Kenneth R. Stow
Hebrew Union College Annual Supplements 4
Papal policy toward Jews in the Middle Ages has long been understood as a function of protection. The papacy either serves as the Jews’ foremost protector, wants assiduously to expel the Jews from Western Europe, or originally wanted to protect the Jews but allowed pressure from outside sources to sway them into a policy of repression instead.
Kenneth R. Stow shows that these views result from a misreading of stock formulae found in the prefatory clauses of papal letters. When Jewish discussions are taken into account, it becomes clear that papal policy was much more elaborate and complex, seeking to fully define the role of Jews within an ideal, pure Christian society. Stow’s sources include Meir ben Simeon of Narbonne (late 13th century) and the anonymous narrative of “The Terrible Event of 1007.” Many Jews saw continuities linking the principles of papal theory to those governing papal policy on Jews. Unlike so many kings who had made arbitrary decisions against Jews, the popes were proving themselves to be consistent in the enforcement of their established policies, good and bad. Because of this quality, Jewish thinkers advocated the acquisition of papal support.
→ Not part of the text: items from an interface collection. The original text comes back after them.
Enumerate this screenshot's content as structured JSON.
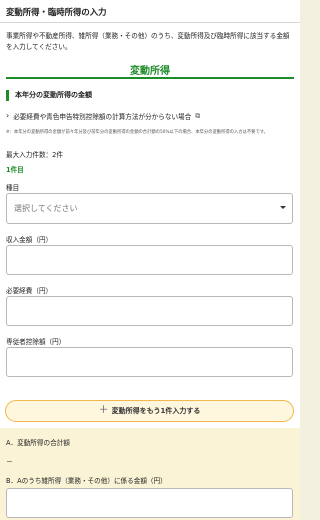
{
  "page": {
    "title": "変動所得・臨時所得の入力",
    "intro": "事業所得や不動産所得、雑所得（業務・その他）のうち、変動所得及び臨時所得に該当する金額を入力してください。"
  },
  "section": {
    "heading": "変動所得",
    "subheading": "本年分の変動所得の金額",
    "help_link": "必要経費や青色申告特別控除額の計算方法が分からない場合",
    "note": "※：本年分の変動所得の金額が前々年分及び前年分の変動所得の金額の合計額の50%以下の場合、本年分の変動所得の入力は不要です。",
    "max_count": "最大入力件数：2件",
    "item_count": "1件目"
  },
  "form": {
    "category_label": "種目",
    "category_placeholder": "選択してください",
    "income_label": "収入金額（円）",
    "expense_label": "必要経費（円）",
    "deduction_label": "専従者控除額（円）"
  },
  "actions": {
    "add_label": "変動所得をもう1件入力する"
  },
  "summary": {
    "a_label": "A．変動所得の合計額",
    "a_value": "－",
    "b_label": "B．Aのうち雑所得（業務・その他）に係る金額（円）"
  },
  "colors": {
    "accent_green": "#1f8c2a",
    "add_button_border": "#f2b84b",
    "summary_bg": "#fbf3d6"
  },
  "icons": {
    "help_link_chevron": "chevron-right-icon",
    "help_link_external": "external-link-icon",
    "select_caret": "caret-down-icon",
    "add_plus": "plus-icon"
  }
}
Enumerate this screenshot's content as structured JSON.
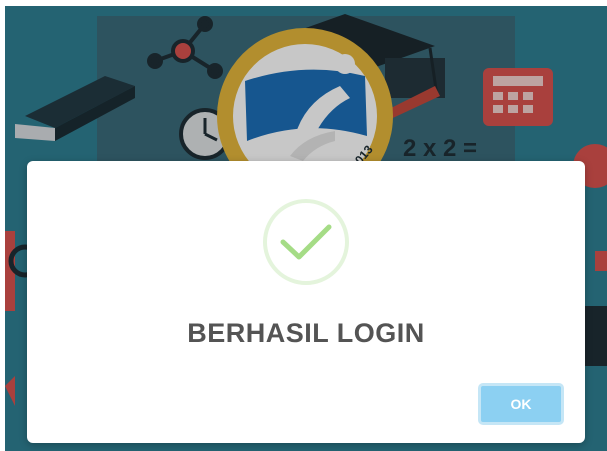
{
  "background": {
    "equation_text": "2 x 2 =",
    "logo_badge_text": "2013",
    "colors": {
      "base": "#2f7f93",
      "panel": "#3c6f7f",
      "logo_ring": "#e5b73b",
      "logo_blue": "#1d6fb8",
      "calculator": "#d9534f"
    }
  },
  "dialog": {
    "icon": "success-checkmark-icon",
    "title": "BERHASIL LOGIN",
    "ok_label": "OK",
    "colors": {
      "check": "#a5dc86",
      "ok_button": "#8cd0f2",
      "title": "#545454"
    }
  }
}
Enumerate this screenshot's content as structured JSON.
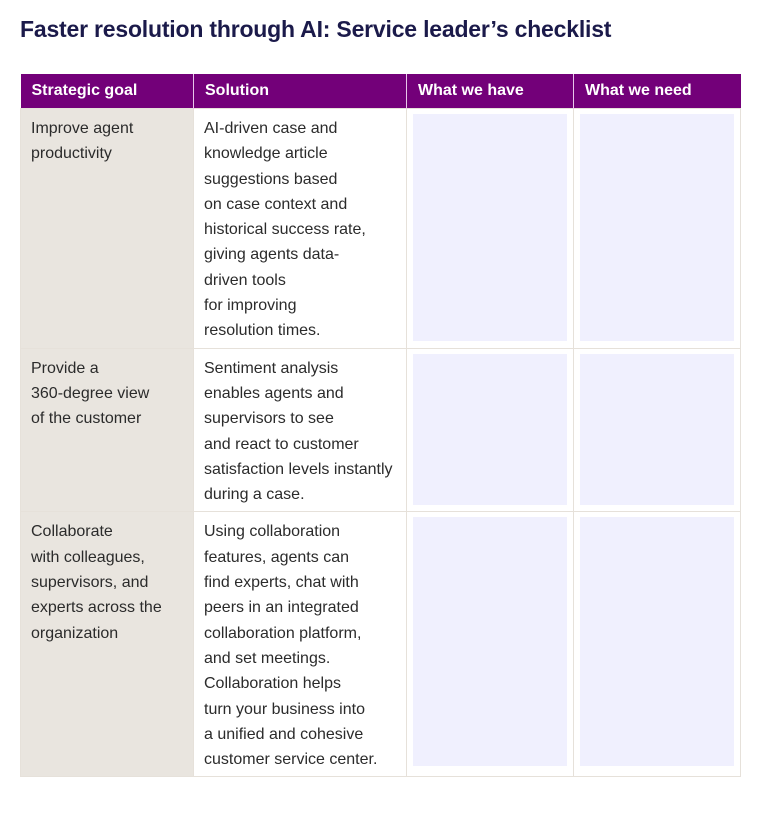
{
  "title": "Faster resolution through AI: Service leader’s checklist",
  "colors": {
    "header_bg": "#730079",
    "goal_bg": "#e9e5df",
    "input_bg": "#f0f0fe",
    "title": "#1b1a4a"
  },
  "table": {
    "headers": [
      "Strategic goal",
      "Solution",
      "What we have",
      "What we need"
    ],
    "rows": [
      {
        "goal": "Improve agent\nproductivity",
        "solution": "AI-driven case and\nknowledge article\nsuggestions based\non case context and\nhistorical success rate,\ngiving agents data-\ndriven tools\nfor improving\nresolution times.",
        "have": "",
        "need": ""
      },
      {
        "goal": "Provide a\n360-degree view\nof the customer",
        "solution": "Sentiment analysis\nenables agents and\nsupervisors to see\nand react to customer\nsatisfaction levels instantly\nduring a case.",
        "have": "",
        "need": ""
      },
      {
        "goal": "Collaborate\nwith colleagues,\nsupervisors, and\nexperts across the\norganization",
        "solution": "Using collaboration\nfeatures, agents can\nfind experts, chat with\npeers in an integrated\ncollaboration platform,\nand set meetings.\nCollaboration helps\nturn your business into\na unified and cohesive\ncustomer service center.",
        "have": "",
        "need": ""
      }
    ]
  }
}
The authority of papal canons was eventually challenged and the papal policy mandating a specific role for the Jews in Christian society ultimately failed. Against everything the popes and men like Augustine and Bernard of Clairvaux said and wrote, one by one, the Jews were partially or totally expelled from all of Western Europe. Eventually, the popes themselves abandoned their ideal of due legal process and succumbed to political realism.